CIUC Opened the Eighth Confucius Classroom in the South Island at the Otago Girls’ High School in Dunedin
Above photo: From left: Ms Jiang Jin, Deputy Director of the Confucius Institute at the University of Canterbury, Adam Lam, Director of the Confucius Institute at the University of Canterbury, Chris Durrant, HOD of Otago Girls High School, Zhai Jianjun, Chinese Education Consul in Christchurch, Dave Cull, Mayor of Dunedin and Linda Miller, Principal of Otago Girls High School.
On 21 June, the eighth Confucius Classroom in the South Island was opened by the Confucius Institute at the University of Canterbury (CIUC) at Otago Girls’ High School in Dunedin, New Zealand. People present included the Mayor of Dunedin Dave Cull, the Education Consul of the Consulate General of the People’s Republic of China in Christchurch, Zhai Jianjun, the Principal of Otago Girls’ High School Linda Miller, CIUC Director Adam Lam and Deputy Director Jing Jiang. All of the teachers and students who were learning Mandarin and staff from the language department attended the ceremony.
The ceremony began with a special Wairua Puhou, which was presented by the OGHS students and teacher to extend their warm welcome to the guest.
After that, the Principal Ms Miller delivered a welcome speech. She said that OGHS has established a close relationship with China since she visited China on a CIUC Principals’ Delegation four years ago and since then, Mandarin has been taught as the seventh foreign language in the school. She also expressed her gratitude for the support from the Confucius Institute and the MLA program, which has enabled an increasing number of the schools giving their students the opportunity to learn Mandarin and understand Chinese culture. At the end of her speech, Ms Miller promised that the school would continue to encourage more students to learn Mandarin.
Education Consul ZHAI Jianjun congratulated the school on the opening of the Confucius Classroom on behalf of the Consulate General of the People’s Republic of China in Christchurch. He welcomed OGHS to become a member of a big family with over 500 Confucius Institutes and over 1,000 Confucius Classrooms across the globe. He also commented that China and New Zealand have built a long lasting friendship, and the cooperation in education between the two countries would further enhance the understanding and friendship between the two peoples. He said the Chinese government would continue to provide strong support to the leaning and teaching of Chinese language in New Zealand.
His Hon Mayor Dave Cull looked back on the historical connections between Dunedin and China. He said the first settlers from China came to Dunedin during the Gold Rush in 1860s and in 1994, Dunedin established a sister city relationship with Shanghai. The links of the two cities provide a great opportunity for a people-to-people exchanges; therefore, young people need to seize the opportunity to learn more about China and its people.
CIUC Director Adam Lam showed his appreciation to staff and students at OGHS for their weeks of preparation and hard work for this lovely opening ceremony. He said that learning Mandarin is not only useful for future job opportunities, but also good for a challenge of oneself. He encouraged more students to learn Mandarin and overcome all the difficulties they faced in learning the language.

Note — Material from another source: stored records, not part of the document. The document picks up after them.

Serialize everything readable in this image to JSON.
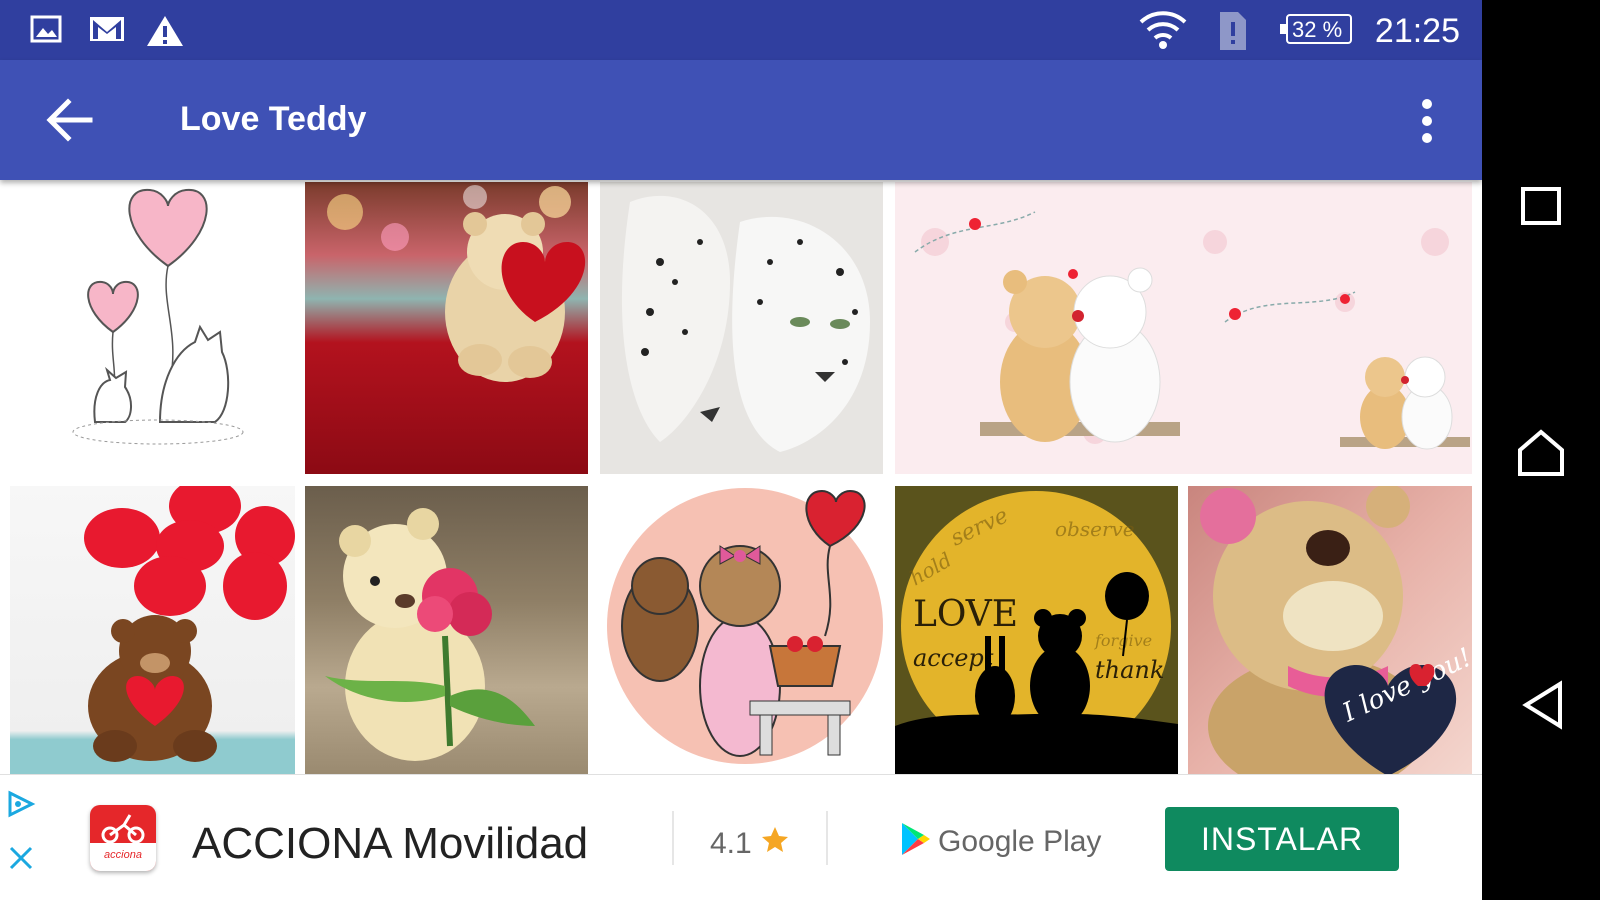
{
  "status_bar": {
    "battery_text": "32 %",
    "time": "21:25",
    "icons": [
      "image-icon",
      "gmail-icon",
      "warning-icon",
      "wifi-icon",
      "sim-alert-icon",
      "battery-icon"
    ]
  },
  "toolbar": {
    "title": "Love Teddy",
    "back_icon": "arrow-left-icon",
    "menu_icon": "more-vert-icon"
  },
  "grid": {
    "tiles": [
      {
        "subject": "balloon hearts drawing"
      },
      {
        "subject": "teddy bear with red heart"
      },
      {
        "subject": "snow leopards"
      },
      {
        "subject": "two bears kissing"
      },
      {
        "subject": "red balloons teddy"
      },
      {
        "subject": "teddy with rose"
      },
      {
        "subject": "bears with heart balloon"
      },
      {
        "subject": "love words silhouette"
      },
      {
        "subject": "teddy with i love you heart"
      }
    ],
    "tile_texts": {
      "love": "LOVE",
      "accept": "accept",
      "thank": "thank",
      "heart_msg": "I love you!"
    }
  },
  "ad": {
    "app_name": "ACCIONA Movilidad",
    "rating": "4.1",
    "store_label": "Google Play",
    "install_label": "INSTALAR",
    "icon_label": "acciona"
  },
  "colors": {
    "status_bar": "#303f9f",
    "toolbar": "#3f51b5",
    "install": "#0f8a5f",
    "star": "#f5a623"
  }
}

After the speeches, two students from Year 12 sang a Chinese pop song “Little Luck”. Their fluent Chinese impressed the audience.
Year 10 student Jessica, a Chinese New Zealander, shared with the audience the reason why she wanted to learn Chinese. Her parents originally came from Taishan, China, she would like to learn more about her origin and the language that her parents speak.

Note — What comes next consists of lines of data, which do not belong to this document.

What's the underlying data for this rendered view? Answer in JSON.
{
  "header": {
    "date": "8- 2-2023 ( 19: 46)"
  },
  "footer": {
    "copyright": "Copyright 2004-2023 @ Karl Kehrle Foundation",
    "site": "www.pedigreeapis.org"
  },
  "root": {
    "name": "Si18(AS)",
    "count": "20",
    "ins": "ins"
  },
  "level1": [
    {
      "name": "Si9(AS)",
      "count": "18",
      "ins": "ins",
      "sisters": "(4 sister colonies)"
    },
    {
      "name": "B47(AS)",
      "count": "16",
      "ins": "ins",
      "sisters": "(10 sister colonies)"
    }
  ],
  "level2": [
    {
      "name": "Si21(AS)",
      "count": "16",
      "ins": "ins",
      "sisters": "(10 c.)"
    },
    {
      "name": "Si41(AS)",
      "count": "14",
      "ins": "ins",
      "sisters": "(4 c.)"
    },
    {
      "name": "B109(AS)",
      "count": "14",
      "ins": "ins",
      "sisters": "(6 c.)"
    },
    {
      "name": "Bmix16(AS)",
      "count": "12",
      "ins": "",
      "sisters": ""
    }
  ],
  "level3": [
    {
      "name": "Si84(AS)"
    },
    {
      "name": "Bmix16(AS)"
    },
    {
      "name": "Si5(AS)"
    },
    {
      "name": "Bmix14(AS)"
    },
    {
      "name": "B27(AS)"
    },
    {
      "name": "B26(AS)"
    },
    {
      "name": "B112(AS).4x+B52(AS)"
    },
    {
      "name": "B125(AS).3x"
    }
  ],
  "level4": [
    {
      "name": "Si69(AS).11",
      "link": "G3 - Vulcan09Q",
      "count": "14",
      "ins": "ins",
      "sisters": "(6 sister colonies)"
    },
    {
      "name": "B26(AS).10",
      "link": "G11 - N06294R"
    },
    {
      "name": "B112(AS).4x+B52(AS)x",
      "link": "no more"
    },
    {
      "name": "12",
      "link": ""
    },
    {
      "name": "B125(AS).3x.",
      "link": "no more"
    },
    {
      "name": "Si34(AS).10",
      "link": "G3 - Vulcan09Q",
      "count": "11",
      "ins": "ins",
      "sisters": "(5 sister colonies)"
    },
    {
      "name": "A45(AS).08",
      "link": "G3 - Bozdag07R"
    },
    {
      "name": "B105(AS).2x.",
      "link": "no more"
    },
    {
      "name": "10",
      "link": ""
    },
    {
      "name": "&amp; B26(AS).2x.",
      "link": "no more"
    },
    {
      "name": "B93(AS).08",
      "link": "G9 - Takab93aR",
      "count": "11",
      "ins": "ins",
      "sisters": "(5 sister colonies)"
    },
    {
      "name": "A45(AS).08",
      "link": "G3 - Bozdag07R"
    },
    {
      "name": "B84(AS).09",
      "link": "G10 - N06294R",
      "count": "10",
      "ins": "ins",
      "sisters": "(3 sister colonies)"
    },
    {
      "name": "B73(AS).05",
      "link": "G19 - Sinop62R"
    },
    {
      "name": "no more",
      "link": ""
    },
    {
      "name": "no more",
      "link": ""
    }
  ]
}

Three girls from Year 12 presented an old poem, and then Year 10 students performed a popular Chinese dance to “Little Apple”. They made the audiences laugh.
CIUC Martial Arts instructor Kezhong Sun performed Traditional Chinese Kong Fu and Tai Chi on the stage, which made the audience sit on the edge of their chairs.

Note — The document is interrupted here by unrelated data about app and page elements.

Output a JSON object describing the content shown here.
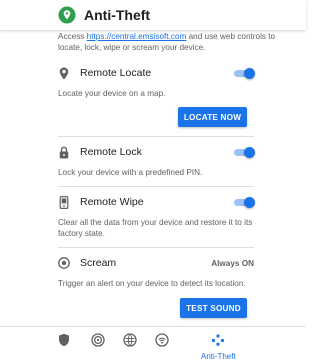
{
  "app_bar": {
    "title": "Anti-Theft",
    "logo_icon": "emsisoft-shield-logo-icon"
  },
  "intro": {
    "prefix": "Access ",
    "link": "https://central.emsisoft.com",
    "suffix": " and use web controls to locate, lock, wipe or scream your device."
  },
  "features": {
    "remote_locate": {
      "title": "Remote Locate",
      "description": "Locate your device on a map.",
      "enabled": true,
      "button_label": "LOCATE NOW",
      "icon": "map-pin-icon"
    },
    "remote_lock": {
      "title": "Remote Lock",
      "description": "Lock your device with a predefined PIN.",
      "enabled": true,
      "icon": "lock-icon"
    },
    "remote_wipe": {
      "title": "Remote Wipe",
      "description": "Clear all the data from your device and restore it to its factory state.",
      "enabled": true,
      "icon": "wipe-device-icon"
    },
    "scream": {
      "title": "Scream",
      "status": "Always ON",
      "description": "Trigger an alert on your device to detect its location.",
      "button_label": "TEST SOUND",
      "icon": "speaker-icon"
    }
  },
  "bottom_nav": {
    "items": [
      {
        "icon": "shield-icon",
        "label": ""
      },
      {
        "icon": "fingerprint-icon",
        "label": ""
      },
      {
        "icon": "globe-icon",
        "label": ""
      },
      {
        "icon": "wifi-shield-icon",
        "label": ""
      },
      {
        "icon": "anti-theft-icon",
        "label": "Anti-Theft"
      }
    ]
  },
  "colors": {
    "accent": "#1a73e8",
    "toggle_track": "#9cc2f5",
    "logo_green": "#2e9e4f",
    "text_primary": "#212121",
    "text_secondary": "#616161",
    "icon_grey": "#616161"
  }
}
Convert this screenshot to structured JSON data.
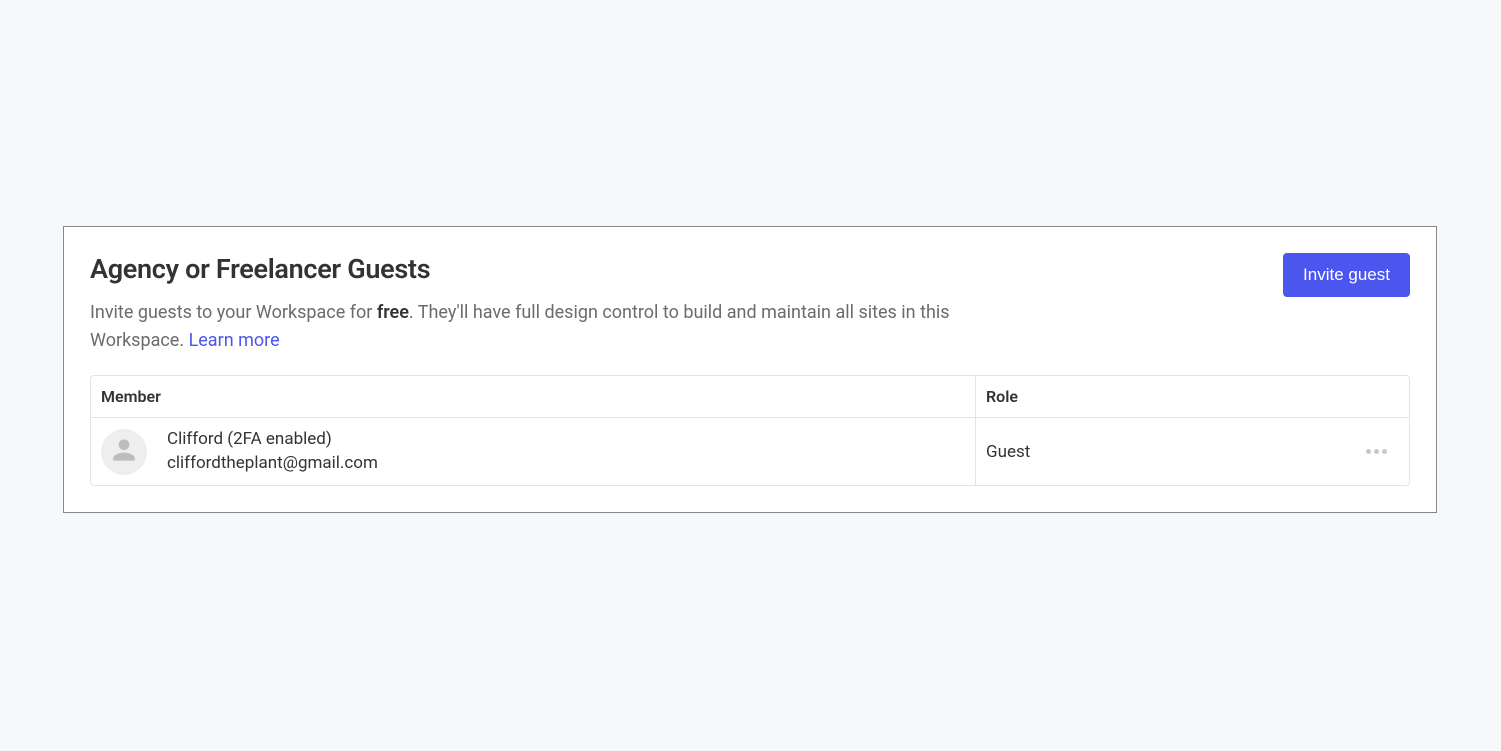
{
  "panel": {
    "title": "Agency or Freelancer Guests",
    "description_prefix": "Invite guests to your Workspace for ",
    "description_bold": "free",
    "description_suffix": ". They'll have full design control to build and maintain all sites in this Workspace. ",
    "learn_more": "Learn more",
    "invite_button": "Invite guest"
  },
  "table": {
    "header_member": "Member",
    "header_role": "Role",
    "rows": [
      {
        "name": "Clifford (2FA enabled)",
        "email": "cliffordtheplant@gmail.com",
        "role": "Guest"
      }
    ]
  }
}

After the performance, Dave Cull unveiled the plaque of Confucius Classroom, symbolising the official opening of the classroom, which is the second Confucius Classroom in Dunedin.